It could be argued that never in history has so much money been spent on the advertising and purchasing of any merchandise, with so little knowledge of the product itself, as has been spent on vitamin and mineral supplements. Billions are being spent annually, and most of the purchasers, wholesalers, retailers or direct to the consumer salespeople do not know the difference between a synthetic, a crystalline, and a truly natural vitamin, or the difference between a chelated organic and inorganic mineral.

Neither seller nor buyer know little of how supplements are made, their characteristics, their attributes, their sources, their uses, their advantage and disadvantages and how to tell one from another by reading a label. So let’s take a closer look at what we spend so much money on in good faith that the product we buy must be good for us, right? After all it says, “natural”, so what could be wrong with a vitamin or a mineral?

What’s the Difference between Natural and Synthetic Supplements? In short, it’s the difference between something that’s living and something that’s dead. That is a Big Difference. There are three categories that you can buy vitamins/minerals and it’s really important that you understand the difference.

1. Natural Supplements (or crystalline supplements) Crystalline means that a Natural Food has been treated with various chemicals, solvents, heat and distillations to reduce it down to one specific “pure” crystalline vitamin. In this process all the synergists, which are termed “impurities” are destroyed. There is no longer anything natural in the action of crystalline “vitamins” – they should more accurately be termed drugs.

2. Synthetic Supplements Synthetic means that a chemist attempts to reconstruct the exact structure of the crystalline molecule by chemically combining molecules from other sources. These sources are not living foods, but dead chemicals. For example, the Vitamin B1 is made from a coal tar derivative and d-alpha tocopherol (so called Vitamin E) is a byproduct of materials used by the Eastman Kodak company to make film. However, it is not legally necessary to give the source from which the synthetic “vitamin” is derived. Synthetic “vitamins” should more accurately be called drugs.

3. Organic Whole Food Supplements On vitamin labels the word “natural” has no specific definition other than that the substance exists somewhere on the planet. The key words to look for are “Whole Food Vitamins”. This means vitamins as they are found in food, untampered with in any way that would change their molecular structure, their biological or biochemical combination or their actions. Vitamins in their natural state always exist as living complexes with specific synergist co-factors, enzymes, phytonutrients and organic mineral activators and never as isolated single factors. A vitamin needs all of its synergists to function and furthermore, there are literally hundreds of such synergists, most of which have not yet been studied but are nevertheless very important.

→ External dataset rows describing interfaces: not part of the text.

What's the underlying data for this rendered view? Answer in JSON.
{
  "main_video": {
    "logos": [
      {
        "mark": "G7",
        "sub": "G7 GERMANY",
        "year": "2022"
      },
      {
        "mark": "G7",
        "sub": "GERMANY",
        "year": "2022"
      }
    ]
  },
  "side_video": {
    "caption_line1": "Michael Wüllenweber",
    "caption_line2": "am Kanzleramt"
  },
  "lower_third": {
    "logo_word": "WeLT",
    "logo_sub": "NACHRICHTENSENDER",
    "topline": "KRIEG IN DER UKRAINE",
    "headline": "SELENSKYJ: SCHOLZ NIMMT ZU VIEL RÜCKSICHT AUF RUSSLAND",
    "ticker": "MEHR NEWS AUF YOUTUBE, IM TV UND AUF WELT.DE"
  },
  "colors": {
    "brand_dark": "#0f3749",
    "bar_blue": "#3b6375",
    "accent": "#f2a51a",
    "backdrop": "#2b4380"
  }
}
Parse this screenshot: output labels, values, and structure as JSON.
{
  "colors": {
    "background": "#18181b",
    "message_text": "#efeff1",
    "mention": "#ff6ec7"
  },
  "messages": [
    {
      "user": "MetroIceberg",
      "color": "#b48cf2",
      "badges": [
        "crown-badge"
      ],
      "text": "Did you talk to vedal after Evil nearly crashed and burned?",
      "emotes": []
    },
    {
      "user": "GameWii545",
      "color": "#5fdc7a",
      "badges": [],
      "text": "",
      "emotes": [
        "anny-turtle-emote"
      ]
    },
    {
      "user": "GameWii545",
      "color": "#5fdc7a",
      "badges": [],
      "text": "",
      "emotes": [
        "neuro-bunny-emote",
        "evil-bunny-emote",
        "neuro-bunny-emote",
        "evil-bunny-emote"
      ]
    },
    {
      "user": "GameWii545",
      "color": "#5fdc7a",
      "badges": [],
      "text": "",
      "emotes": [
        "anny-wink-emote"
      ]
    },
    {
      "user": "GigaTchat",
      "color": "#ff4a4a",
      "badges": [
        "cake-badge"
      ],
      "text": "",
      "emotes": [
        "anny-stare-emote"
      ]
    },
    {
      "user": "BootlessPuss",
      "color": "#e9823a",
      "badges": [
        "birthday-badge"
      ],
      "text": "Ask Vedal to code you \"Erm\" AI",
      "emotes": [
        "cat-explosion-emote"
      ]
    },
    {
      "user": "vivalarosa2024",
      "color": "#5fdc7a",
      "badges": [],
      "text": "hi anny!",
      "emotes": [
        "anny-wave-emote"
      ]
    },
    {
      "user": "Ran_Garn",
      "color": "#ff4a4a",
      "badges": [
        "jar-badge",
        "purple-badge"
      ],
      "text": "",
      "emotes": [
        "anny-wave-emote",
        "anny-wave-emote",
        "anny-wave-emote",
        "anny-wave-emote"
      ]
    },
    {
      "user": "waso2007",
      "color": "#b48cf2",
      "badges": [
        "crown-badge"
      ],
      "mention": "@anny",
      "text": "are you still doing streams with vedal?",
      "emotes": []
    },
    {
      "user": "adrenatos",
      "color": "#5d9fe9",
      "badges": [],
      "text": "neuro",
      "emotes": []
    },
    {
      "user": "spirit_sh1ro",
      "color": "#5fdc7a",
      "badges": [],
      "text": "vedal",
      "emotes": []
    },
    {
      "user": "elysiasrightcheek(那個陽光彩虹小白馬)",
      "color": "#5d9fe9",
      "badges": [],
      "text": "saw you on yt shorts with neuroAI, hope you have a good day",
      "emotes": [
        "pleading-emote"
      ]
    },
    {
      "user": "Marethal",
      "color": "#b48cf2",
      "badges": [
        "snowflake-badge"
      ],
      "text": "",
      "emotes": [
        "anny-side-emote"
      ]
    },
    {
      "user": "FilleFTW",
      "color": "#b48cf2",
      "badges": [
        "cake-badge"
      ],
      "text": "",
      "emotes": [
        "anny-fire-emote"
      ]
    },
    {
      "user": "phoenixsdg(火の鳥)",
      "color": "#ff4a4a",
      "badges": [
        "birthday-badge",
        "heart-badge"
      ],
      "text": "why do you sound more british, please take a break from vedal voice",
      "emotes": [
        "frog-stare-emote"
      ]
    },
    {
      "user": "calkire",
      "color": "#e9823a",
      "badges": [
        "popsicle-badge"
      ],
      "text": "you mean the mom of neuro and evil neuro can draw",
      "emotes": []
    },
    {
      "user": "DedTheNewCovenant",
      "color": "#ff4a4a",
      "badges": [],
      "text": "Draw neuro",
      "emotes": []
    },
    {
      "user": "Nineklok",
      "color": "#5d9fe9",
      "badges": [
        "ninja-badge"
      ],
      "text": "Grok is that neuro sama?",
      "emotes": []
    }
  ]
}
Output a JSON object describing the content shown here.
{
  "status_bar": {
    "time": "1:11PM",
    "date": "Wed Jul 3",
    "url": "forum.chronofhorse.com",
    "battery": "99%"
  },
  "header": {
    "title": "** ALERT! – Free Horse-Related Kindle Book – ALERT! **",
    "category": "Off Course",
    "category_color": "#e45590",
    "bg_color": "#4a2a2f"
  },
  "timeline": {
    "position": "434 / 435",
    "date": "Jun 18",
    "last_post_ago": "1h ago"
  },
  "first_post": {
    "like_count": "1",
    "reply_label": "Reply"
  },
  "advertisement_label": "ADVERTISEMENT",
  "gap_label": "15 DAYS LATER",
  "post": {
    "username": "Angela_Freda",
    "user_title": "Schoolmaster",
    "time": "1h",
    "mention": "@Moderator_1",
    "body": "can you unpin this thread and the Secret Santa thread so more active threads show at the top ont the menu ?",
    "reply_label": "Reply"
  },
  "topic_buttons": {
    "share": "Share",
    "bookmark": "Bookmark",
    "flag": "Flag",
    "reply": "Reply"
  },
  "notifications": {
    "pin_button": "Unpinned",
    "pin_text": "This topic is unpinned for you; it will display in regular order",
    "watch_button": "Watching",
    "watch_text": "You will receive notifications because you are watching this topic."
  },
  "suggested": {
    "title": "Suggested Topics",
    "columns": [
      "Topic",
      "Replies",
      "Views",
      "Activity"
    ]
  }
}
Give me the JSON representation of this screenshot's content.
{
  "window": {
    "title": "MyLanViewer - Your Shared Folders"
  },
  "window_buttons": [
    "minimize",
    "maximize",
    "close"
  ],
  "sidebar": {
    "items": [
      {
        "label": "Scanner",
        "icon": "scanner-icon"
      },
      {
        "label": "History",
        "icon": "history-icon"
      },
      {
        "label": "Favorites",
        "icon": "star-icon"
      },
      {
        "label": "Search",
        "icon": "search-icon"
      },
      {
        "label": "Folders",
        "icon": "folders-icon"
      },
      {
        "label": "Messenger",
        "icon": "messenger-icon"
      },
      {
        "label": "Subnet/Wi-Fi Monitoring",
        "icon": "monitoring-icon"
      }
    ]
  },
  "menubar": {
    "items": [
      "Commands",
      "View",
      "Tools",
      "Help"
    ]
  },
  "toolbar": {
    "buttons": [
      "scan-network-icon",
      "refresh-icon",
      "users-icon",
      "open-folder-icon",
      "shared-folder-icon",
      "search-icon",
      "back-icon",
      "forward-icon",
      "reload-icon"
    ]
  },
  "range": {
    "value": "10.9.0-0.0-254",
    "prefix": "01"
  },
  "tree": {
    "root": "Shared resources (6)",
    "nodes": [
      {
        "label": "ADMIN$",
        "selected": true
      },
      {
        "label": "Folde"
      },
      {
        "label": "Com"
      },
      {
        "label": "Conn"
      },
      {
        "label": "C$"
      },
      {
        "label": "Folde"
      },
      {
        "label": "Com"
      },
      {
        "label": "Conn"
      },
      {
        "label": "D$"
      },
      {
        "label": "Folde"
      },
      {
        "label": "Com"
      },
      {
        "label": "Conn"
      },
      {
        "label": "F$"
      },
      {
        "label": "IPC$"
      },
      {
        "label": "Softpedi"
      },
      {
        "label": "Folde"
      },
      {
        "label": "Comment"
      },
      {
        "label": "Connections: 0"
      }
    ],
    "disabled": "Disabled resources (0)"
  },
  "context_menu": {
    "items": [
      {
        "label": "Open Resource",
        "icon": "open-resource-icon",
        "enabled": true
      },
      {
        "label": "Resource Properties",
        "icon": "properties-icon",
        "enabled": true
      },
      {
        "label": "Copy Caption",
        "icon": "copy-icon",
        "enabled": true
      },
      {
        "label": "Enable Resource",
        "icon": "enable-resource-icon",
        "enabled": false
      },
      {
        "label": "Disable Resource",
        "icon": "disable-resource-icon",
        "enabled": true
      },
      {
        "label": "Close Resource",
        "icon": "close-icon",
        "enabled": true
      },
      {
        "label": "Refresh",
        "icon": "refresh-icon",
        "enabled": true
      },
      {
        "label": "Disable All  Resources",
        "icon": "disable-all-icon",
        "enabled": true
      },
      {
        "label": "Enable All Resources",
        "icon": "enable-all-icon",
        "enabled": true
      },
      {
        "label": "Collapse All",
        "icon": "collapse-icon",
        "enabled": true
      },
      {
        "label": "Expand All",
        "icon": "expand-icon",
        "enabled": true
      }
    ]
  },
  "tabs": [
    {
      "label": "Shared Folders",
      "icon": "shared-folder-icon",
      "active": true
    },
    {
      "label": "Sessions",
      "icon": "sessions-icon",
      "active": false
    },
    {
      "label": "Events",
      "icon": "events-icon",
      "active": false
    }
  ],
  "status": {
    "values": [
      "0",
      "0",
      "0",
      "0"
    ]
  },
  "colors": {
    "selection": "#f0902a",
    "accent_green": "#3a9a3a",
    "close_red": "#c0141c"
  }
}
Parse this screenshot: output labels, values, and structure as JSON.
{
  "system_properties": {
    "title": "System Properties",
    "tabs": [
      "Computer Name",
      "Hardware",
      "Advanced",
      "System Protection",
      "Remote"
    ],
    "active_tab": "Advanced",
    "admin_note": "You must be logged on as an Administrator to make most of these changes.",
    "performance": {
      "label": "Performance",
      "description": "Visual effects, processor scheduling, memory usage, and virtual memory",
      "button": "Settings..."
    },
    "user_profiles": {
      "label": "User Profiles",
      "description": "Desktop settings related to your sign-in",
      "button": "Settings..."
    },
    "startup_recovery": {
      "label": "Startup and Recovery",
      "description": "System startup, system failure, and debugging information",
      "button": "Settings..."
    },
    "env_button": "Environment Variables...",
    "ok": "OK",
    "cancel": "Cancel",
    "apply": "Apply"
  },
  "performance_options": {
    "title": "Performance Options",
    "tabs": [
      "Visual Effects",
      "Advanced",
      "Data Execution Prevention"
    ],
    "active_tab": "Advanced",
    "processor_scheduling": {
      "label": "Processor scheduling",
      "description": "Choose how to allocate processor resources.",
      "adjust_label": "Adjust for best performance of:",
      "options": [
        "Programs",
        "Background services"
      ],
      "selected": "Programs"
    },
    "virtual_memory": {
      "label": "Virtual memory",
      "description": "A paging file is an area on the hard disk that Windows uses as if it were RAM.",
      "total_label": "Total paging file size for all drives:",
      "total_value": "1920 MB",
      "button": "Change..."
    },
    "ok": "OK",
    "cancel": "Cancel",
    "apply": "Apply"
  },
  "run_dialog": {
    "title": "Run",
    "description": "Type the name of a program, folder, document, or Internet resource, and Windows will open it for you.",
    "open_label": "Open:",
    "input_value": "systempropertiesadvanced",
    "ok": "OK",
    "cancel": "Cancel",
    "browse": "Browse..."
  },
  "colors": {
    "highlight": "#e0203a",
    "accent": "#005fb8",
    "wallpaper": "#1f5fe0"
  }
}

There is only one source in the Western hemisphere that makes pure, organically grown, whole foods supplements and that is Standard Process, Inc. We’ve had patients come in saying that they are taking supplements made from whole foods, but it is actually a nutrichemical made from a whole food source and it’s tricky to be able to tell the difference. One way to tell the difference is reading the label where the amount of the vitamins are listed. For example, Vitamin E will commonly read 400 or 800 IU’s. It’s not possible to get this level from a whole food, even if it is concentrated as in Standard Process’s whole food formula of Vitamin E. We’ve also seen labels that have Synthetic chemicals listed as well as additional nutrients like wheat grass or spirulina and this would be a whole food, but not the synthetic chemicals. Advertising is amazingly deceiving and it takes a shrewd consumer to educate oneself to what is actually contained in the packaging and marketing of foods and nutritional supplements